BEGIN EXERCISE MATERIALS
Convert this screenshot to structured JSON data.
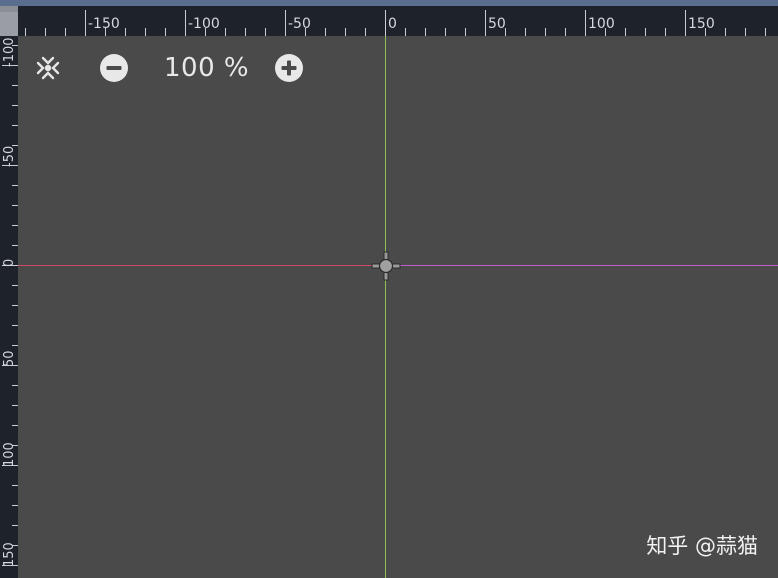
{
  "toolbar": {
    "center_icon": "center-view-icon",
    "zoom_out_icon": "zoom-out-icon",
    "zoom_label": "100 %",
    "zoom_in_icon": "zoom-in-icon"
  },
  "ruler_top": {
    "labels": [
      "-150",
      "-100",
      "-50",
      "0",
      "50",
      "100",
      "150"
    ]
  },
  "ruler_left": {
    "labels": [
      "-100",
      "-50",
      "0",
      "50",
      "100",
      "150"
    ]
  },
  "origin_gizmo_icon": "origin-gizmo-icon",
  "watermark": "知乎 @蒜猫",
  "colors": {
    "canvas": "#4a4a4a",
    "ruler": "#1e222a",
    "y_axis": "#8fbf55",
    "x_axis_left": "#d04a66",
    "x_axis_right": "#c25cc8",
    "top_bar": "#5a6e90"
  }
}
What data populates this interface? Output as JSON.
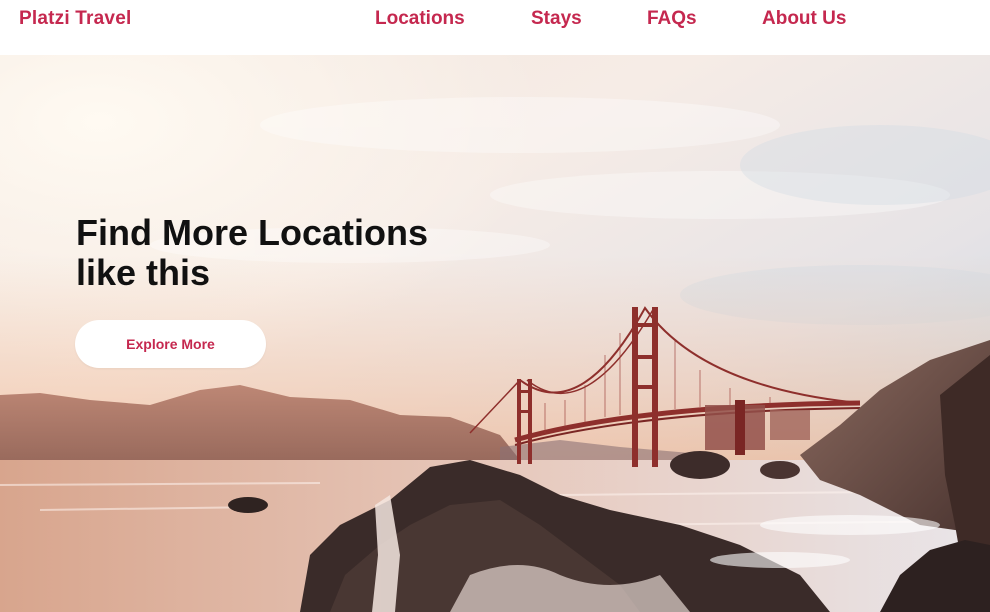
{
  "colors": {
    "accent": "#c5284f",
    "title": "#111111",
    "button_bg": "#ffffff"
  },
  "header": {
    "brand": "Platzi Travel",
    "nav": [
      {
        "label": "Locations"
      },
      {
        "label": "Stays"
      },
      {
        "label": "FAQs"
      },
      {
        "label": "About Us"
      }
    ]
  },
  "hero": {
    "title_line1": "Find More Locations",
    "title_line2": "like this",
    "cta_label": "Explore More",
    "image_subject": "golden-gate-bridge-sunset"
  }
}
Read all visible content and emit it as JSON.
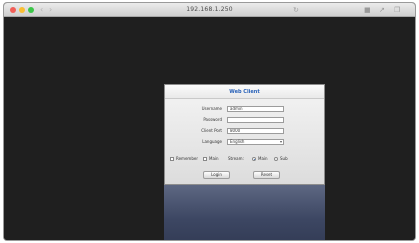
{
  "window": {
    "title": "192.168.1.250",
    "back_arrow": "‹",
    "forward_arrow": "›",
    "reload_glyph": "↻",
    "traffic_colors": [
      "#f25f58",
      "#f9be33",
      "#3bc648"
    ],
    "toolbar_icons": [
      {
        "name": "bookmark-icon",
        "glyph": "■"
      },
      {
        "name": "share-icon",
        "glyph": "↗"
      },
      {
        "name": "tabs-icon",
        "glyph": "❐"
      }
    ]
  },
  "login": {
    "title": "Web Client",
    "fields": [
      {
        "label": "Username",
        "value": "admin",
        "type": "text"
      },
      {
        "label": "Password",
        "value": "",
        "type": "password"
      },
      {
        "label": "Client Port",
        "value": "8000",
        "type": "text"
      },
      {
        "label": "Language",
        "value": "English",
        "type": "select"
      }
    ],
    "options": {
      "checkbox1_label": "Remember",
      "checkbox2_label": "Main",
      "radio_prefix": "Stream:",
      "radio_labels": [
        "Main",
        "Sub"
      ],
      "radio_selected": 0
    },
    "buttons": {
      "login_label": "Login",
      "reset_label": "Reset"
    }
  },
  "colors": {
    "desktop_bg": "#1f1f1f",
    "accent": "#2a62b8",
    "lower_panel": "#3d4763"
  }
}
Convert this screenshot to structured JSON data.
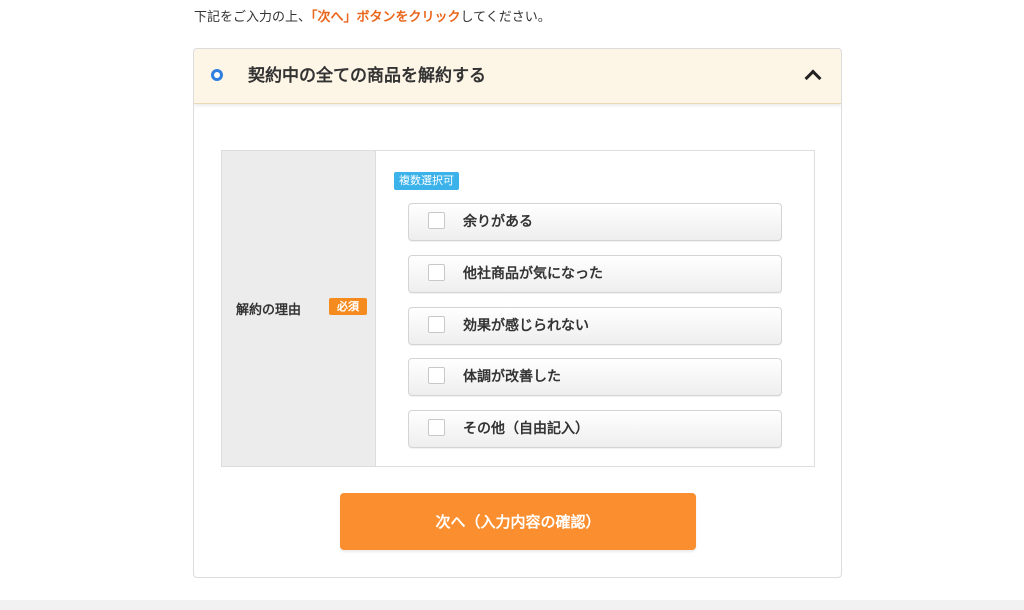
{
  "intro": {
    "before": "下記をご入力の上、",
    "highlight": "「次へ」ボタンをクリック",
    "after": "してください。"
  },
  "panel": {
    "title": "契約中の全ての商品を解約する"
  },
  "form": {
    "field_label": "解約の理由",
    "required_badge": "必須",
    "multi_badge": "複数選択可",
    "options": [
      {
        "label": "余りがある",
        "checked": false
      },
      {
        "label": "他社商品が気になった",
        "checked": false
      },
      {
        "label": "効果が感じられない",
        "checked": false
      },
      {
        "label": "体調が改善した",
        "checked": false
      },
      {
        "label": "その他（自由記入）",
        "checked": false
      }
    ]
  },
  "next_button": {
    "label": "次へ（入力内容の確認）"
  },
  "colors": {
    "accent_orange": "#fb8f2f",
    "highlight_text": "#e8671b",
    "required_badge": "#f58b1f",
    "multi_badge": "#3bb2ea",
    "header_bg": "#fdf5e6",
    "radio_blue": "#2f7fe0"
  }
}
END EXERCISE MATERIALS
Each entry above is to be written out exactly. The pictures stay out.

Convert this screenshot to structured JSON data.
{
  "toolbar": {
    "center_icon": "center-view-icon",
    "zoom_out_icon": "zoom-out-icon",
    "zoom_label": "100 %",
    "zoom_in_icon": "zoom-in-icon"
  },
  "ruler_top": {
    "labels": [
      "-150",
      "-100",
      "-50",
      "0",
      "50",
      "100",
      "150"
    ]
  },
  "ruler_left": {
    "labels": [
      "-100",
      "-50",
      "0",
      "50",
      "100",
      "150"
    ]
  },
  "origin_gizmo_icon": "origin-gizmo-icon",
  "watermark": "知乎 @蒜猫",
  "colors": {
    "canvas": "#4a4a4a",
    "ruler": "#1e222a",
    "y_axis": "#8fbf55",
    "x_axis_left": "#d04a66",
    "x_axis_right": "#c25cc8",
    "top_bar": "#5a6e90"
  }
}
What data populates this interface? Output as JSON.
{
  "colors": {
    "accent": "#c5284f",
    "title": "#111111",
    "button_bg": "#ffffff"
  },
  "header": {
    "brand": "Platzi Travel",
    "nav": [
      {
        "label": "Locations"
      },
      {
        "label": "Stays"
      },
      {
        "label": "FAQs"
      },
      {
        "label": "About Us"
      }
    ]
  },
  "hero": {
    "title_line1": "Find More Locations",
    "title_line2": "like this",
    "cta_label": "Explore More",
    "image_subject": "golden-gate-bridge-sunset"
  }
}
Read all visible content and emit it as JSON.
{
  "window": {
    "title": "192.168.1.250",
    "back_arrow": "‹",
    "forward_arrow": "›",
    "reload_glyph": "↻",
    "traffic_colors": [
      "#f25f58",
      "#f9be33",
      "#3bc648"
    ],
    "toolbar_icons": [
      {
        "name": "bookmark-icon",
        "glyph": "■"
      },
      {
        "name": "share-icon",
        "glyph": "↗"
      },
      {
        "name": "tabs-icon",
        "glyph": "❐"
      }
    ]
  },
  "login": {
    "title": "Web Client",
    "fields": [
      {
        "label": "Username",
        "value": "admin",
        "type": "text"
      },
      {
        "label": "Password",
        "value": "",
        "type": "password"
      },
      {
        "label": "Client Port",
        "value": "8000",
        "type": "text"
      },
      {
        "label": "Language",
        "value": "English",
        "type": "select"
      }
    ],
    "options": {
      "checkbox1_label": "Remember",
      "checkbox2_label": "Main",
      "radio_prefix": "Stream:",
      "radio_labels": [
        "Main",
        "Sub"
      ],
      "radio_selected": 0
    },
    "buttons": {
      "login_label": "Login",
      "reset_label": "Reset"
    }
  },
  "colors": {
    "desktop_bg": "#1f1f1f",
    "accent": "#2a62b8",
    "lower_panel": "#3d4763"
  }
}
Convert this screenshot to structured JSON data.
{
  "intro": {
    "before": "下記をご入力の上、",
    "highlight": "「次へ」ボタンをクリック",
    "after": "してください。"
  },
  "panel": {
    "title": "契約中の全ての商品を解約する"
  },
  "form": {
    "field_label": "解約の理由",
    "required_badge": "必須",
    "multi_badge": "複数選択可",
    "options": [
      {
        "label": "余りがある",
        "checked": false
      },
      {
        "label": "他社商品が気になった",
        "checked": false
      },
      {
        "label": "効果が感じられない",
        "checked": false
      },
      {
        "label": "体調が改善した",
        "checked": false
      },
      {
        "label": "その他（自由記入）",
        "checked": false
      }
    ]
  },
  "next_button": {
    "label": "次へ（入力内容の確認）"
  },
  "colors": {
    "accent_orange": "#fb8f2f",
    "highlight_text": "#e8671b",
    "required_badge": "#f58b1f",
    "multi_badge": "#3bb2ea",
    "header_bg": "#fdf5e6",
    "radio_blue": "#2f7fe0"
  }
}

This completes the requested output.